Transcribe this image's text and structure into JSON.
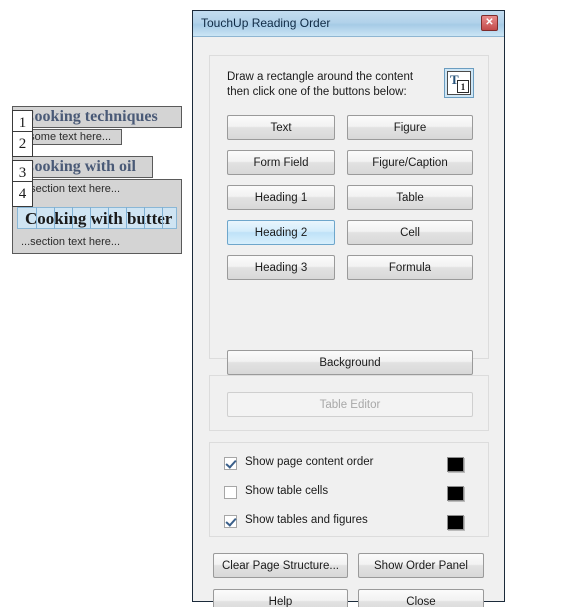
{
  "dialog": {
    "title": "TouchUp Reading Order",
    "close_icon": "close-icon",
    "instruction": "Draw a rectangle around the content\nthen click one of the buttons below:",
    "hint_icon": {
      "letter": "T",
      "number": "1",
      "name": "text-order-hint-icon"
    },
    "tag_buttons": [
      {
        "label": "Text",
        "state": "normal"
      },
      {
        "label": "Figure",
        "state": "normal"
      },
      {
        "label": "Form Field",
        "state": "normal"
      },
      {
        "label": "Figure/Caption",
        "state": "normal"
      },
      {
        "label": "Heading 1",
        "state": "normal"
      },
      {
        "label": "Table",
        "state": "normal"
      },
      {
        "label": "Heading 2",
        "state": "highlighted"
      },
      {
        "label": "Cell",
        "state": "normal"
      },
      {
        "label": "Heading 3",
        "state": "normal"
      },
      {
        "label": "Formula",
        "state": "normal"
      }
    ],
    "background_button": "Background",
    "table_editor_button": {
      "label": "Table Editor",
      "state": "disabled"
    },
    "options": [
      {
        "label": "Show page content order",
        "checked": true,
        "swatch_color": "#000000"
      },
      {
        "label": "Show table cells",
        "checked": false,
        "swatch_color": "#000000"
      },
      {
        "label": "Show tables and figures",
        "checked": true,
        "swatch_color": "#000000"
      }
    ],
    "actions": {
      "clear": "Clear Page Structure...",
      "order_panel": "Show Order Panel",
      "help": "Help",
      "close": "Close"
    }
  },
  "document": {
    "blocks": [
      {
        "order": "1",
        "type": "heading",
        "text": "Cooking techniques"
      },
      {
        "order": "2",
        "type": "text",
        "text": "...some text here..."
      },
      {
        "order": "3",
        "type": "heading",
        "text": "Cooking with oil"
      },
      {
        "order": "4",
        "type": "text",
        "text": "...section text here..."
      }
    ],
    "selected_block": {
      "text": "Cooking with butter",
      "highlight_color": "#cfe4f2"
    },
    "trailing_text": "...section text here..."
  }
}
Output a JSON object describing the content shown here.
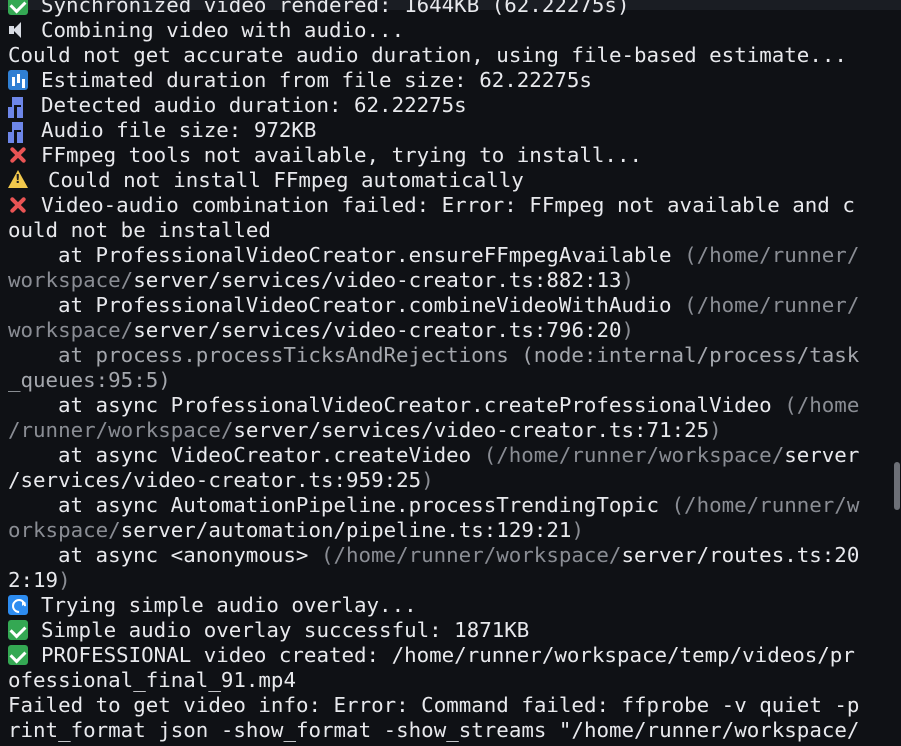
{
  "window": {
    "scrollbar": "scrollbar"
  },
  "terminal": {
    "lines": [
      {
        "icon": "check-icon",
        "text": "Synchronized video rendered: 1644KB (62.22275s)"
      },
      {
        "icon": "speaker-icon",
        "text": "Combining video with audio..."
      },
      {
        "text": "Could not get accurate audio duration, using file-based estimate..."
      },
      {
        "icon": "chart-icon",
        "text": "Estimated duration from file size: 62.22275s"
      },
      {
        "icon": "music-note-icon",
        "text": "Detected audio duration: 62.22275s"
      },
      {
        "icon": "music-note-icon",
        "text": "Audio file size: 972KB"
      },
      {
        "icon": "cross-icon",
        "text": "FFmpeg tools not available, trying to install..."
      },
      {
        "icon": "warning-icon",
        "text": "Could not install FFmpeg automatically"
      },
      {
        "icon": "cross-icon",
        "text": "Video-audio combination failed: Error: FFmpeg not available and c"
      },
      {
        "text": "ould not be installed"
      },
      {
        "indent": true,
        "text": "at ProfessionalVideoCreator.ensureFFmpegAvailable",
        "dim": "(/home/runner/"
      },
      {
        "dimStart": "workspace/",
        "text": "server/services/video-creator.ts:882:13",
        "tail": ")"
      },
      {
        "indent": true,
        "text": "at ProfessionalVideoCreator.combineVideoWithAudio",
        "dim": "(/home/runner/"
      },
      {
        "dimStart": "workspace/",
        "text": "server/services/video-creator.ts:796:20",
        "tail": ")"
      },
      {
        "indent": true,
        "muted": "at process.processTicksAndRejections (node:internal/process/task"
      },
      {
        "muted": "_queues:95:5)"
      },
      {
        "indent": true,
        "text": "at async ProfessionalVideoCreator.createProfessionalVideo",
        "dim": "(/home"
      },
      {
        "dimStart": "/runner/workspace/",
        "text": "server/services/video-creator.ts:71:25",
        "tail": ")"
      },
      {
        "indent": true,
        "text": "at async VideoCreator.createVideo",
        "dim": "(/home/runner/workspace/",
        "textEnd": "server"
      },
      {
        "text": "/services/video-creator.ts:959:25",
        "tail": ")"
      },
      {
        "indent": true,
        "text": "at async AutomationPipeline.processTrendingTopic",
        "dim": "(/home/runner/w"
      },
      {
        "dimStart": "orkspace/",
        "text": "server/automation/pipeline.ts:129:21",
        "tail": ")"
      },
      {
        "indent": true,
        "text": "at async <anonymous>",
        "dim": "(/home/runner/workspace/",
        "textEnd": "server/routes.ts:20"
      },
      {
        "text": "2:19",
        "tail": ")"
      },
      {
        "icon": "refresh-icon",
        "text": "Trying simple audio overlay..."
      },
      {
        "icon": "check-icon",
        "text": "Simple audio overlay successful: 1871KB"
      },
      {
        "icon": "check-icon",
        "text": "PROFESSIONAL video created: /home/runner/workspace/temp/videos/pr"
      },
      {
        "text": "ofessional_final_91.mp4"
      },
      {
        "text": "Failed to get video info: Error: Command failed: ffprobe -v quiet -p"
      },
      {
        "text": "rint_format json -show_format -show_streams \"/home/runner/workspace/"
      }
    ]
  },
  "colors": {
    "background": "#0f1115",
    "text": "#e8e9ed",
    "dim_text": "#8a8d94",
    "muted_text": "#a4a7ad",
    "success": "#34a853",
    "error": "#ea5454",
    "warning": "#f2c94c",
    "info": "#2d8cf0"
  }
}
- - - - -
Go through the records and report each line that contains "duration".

        "text": "Could not get accurate audio duration, using file-based estimate..."
        "text": "Estimated duration from file size: 62.22275s"
        "text": "Detected audio duration: 62.22275s"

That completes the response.